→ What is expected
From the entries, copy every line that carries the string "image".

→ Element data from apps and pages
● ● ● ● ●

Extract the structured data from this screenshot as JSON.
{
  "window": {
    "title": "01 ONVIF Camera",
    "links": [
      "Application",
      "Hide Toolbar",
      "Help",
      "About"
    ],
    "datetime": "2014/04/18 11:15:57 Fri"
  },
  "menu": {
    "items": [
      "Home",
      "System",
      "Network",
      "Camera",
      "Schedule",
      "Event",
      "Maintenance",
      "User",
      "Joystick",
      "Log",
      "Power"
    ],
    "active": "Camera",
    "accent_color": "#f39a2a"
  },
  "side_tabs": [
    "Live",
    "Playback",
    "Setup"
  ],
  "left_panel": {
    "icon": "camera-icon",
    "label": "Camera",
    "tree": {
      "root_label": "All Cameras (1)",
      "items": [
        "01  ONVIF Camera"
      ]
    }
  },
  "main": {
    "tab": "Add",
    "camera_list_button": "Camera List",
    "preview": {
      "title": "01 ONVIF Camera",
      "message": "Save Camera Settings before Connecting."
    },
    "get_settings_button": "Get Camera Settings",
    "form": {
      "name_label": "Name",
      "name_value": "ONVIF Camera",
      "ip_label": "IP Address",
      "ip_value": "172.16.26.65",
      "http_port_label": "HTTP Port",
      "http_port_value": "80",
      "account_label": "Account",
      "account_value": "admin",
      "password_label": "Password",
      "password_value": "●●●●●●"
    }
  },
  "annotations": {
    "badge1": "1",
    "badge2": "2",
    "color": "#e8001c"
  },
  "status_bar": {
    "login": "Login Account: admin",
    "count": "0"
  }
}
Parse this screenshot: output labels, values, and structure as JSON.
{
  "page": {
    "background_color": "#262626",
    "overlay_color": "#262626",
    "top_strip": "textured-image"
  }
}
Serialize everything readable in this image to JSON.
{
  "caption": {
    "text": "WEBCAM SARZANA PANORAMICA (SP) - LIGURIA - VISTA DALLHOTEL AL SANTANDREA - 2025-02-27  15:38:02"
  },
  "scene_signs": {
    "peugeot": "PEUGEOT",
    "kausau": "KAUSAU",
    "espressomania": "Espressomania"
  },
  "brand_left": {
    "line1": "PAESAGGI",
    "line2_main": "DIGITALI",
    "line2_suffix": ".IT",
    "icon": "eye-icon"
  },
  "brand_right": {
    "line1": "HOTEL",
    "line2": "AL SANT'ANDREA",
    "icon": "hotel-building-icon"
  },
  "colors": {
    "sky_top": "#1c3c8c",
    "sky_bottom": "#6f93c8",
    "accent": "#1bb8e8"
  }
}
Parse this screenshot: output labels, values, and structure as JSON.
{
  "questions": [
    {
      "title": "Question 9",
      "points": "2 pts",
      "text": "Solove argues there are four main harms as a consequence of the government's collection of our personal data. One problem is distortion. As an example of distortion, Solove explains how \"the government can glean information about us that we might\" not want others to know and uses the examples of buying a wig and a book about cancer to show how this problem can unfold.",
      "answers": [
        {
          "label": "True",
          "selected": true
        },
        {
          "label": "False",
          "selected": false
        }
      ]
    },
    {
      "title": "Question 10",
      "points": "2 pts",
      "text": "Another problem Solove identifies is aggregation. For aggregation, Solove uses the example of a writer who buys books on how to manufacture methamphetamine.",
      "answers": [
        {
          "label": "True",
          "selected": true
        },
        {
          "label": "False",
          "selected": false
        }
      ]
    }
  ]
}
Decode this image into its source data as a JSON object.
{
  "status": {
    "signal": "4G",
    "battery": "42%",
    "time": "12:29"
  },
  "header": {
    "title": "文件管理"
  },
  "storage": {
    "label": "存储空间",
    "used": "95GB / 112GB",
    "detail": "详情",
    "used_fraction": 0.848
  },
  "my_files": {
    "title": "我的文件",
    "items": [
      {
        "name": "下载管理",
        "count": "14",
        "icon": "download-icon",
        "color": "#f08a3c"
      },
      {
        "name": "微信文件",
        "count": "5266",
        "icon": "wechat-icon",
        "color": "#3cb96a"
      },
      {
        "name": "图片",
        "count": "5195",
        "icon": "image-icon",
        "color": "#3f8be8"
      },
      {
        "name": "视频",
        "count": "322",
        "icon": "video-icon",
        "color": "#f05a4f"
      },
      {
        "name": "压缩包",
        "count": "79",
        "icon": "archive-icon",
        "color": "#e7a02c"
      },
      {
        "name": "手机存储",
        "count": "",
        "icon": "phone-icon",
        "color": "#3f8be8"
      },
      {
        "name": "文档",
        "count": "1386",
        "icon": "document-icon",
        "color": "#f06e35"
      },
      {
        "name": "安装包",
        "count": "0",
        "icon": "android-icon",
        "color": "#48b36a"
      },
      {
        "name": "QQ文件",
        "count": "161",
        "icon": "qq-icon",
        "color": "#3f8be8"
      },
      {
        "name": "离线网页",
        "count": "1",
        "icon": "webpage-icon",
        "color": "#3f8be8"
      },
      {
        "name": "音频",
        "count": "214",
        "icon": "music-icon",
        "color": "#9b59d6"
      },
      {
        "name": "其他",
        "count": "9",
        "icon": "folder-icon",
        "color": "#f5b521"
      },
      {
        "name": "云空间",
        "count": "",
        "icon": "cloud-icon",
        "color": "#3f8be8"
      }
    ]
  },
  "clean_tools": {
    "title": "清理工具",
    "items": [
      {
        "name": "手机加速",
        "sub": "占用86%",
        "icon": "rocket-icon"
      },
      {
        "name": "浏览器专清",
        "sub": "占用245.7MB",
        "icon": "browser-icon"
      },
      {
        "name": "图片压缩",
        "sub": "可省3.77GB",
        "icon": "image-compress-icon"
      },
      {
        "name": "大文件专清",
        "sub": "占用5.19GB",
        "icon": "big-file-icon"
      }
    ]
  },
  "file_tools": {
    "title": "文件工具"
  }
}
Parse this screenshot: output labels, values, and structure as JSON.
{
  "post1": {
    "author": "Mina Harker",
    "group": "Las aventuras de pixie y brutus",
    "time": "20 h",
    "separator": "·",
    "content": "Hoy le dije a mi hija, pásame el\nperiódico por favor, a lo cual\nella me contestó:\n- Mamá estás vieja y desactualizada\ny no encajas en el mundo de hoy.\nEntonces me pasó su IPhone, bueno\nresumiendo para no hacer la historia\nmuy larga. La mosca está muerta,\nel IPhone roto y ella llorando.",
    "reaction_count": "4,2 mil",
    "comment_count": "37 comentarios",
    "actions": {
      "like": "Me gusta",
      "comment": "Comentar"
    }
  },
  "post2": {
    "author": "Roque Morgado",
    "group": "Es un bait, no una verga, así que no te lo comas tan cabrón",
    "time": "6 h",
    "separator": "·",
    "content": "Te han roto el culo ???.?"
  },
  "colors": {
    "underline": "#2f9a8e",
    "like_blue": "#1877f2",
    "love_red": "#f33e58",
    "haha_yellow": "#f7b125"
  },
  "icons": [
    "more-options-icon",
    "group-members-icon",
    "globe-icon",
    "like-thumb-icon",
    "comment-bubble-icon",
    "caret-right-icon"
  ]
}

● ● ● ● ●

→ Response area
    "top_strip": "textured-image"
Serialize everything readable in this image to JSON.
Decode this image into its source data as a JSON object.
        "icon": "image-icon",
        "icon": "image-compress-icon"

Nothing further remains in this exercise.